Definition of steering

The lamentable practice of not following through with the cue straight, but veering off in the direction of the shot's travel or the side english is applied, away from the proper aiming line; a common source of missed shots.

24 Random Essential Billiards Terms
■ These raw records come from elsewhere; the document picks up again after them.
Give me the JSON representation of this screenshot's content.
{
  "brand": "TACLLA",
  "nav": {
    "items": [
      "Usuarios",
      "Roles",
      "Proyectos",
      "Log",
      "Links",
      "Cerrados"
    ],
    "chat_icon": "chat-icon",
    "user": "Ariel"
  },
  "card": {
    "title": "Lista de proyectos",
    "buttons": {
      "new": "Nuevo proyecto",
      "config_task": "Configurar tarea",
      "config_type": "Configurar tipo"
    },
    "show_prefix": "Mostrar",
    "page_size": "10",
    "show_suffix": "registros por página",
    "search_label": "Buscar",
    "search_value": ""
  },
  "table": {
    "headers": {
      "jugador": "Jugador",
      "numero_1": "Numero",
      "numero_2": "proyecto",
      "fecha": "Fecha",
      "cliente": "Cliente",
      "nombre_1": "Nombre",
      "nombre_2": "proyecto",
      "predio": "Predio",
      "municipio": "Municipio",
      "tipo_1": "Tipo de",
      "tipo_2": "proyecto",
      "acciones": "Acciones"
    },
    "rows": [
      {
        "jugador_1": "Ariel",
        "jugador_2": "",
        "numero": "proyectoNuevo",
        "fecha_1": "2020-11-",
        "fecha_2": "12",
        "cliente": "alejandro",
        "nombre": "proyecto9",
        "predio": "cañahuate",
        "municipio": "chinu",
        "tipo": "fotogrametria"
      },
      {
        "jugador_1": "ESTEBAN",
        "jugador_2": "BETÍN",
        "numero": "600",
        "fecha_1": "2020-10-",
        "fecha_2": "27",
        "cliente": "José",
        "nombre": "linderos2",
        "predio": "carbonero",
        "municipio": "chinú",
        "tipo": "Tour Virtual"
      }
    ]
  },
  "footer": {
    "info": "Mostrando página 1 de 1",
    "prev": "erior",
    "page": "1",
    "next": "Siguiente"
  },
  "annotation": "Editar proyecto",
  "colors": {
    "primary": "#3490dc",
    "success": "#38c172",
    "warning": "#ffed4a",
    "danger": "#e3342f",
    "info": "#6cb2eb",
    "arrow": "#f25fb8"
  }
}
This refers to the cluster of balls remaining in a similar position to where they were within the break.
A type of nurse shot used in English billiards in which two coloured balls are positioned on either side of the mouth of a snooker table pocket but not touching and, thus placed, can be successively contacted and scored off over and over by the cue ball without moving them.
A tournament format in which a player must lose two matches in order to be eliminated.
In snooker, the highest-value colour ball on the table, being worth seven points. In some (especially American) snooker ball sets it is numbered "7" on its surface.
The black ball (usually numbered "8") in the eight-ball variant game blackball (and its variants); also the common British term for the slightly larger but otherwise identical 8 ball in a kelly pool set (a.k.a. American or WPA pool set).
"Pocket billiards," or a game in which balls are shot into pockets.
The useless but common practice of contorting one's body while a shot is in play, usually in the direction one wishes a ball or balls to travel, as if in the vain hope that this will influence the balls' trajectories; the term is considered humorous.
A combination shot, where hitting the first ball rubs it against the center connecting line of two frozen object balls throwing the second out.
A player's turn at the table, also known as an inning.
A break shot in which the object is to leave the incoming player with no shot or a very difficult shot, such as is normally employed in the opening break of straight pool. Cf. open break.
National Amateur Pool League.
This is your pocket for sinking balls in a one pocket game.
An instance of contact between balls, usually used in the context of describing an object ball contacting another object ball (e.g. "the two ball kissed off the twelve ball"), or in snooker the cue ball making contact with a ball after the initial contact with the object ball. If the player's intention was to cause two object balls to kiss (e.g. to pocket a shot ball after a ricochet off a stationary one), it is often called a kiss shot.
A description of play in carom billiards games in which the balls remain widely separated rather than gathered, requiring much more skill to score points and making nurse shots effectively impossible, and making for a more interesting game for onlookers. Most skilled players try to gather the balls as quickly as possible to increase their chances of continuing to score in a long run.
Skilled playing in which knowledge of ball speed, angles, post-impact trajectory, and other factors are used to gain position (i.e. a good leave) after the target ball is struck. The goals of position play are generally to ensure that the next shot is easy or at least makeable, and/or to play a safety in the advent of a miss (intentional or otherwise).
A barrel is how much money per game a player is betting. As in, "I have ten barrels at $20 a game".
Also known as "Break and Dish". In pool games, when a player breaks the racked object balls, pockets at least one ball on the break, and commences to run out the remaining object balls without the opponent getting a visit at the table.
Any shot where the cue ball stops immediately after hitting an object ball. Generally requires a full hit.
This is a ball that is positioned near your pocket that can be used to kiss off of when sinking another object ball.
This shot is a minimally calculated distressed shot which makes it evident to the opponent you no longer have any hope to winning the game.
Short for right english (side), i.e. side spin imparted to the cue ball by stroking it to the right-hand side of its vertical axis. Contrast left.
Describes the propensity of a player losing small sums of money at gambling to suddenly sharply increase the stakes; often continuing to lose until broke. Compare Chasing one's money.
Using knowledge of the game and one's own abilities and limitations to choose the manner of shooting and the particular shot from an array presented, that has a degree of likelihood of success. This often requires a player to forego a shot that if made would be very advantageous but does not have a high likelihood of success, in favor of a safety or less advantageous shot that is more realistically achievable.
This is the apex ball in the triangle, racked on the foot spot in a normal game.
When the cue ball contacts three or more cushions in carom games.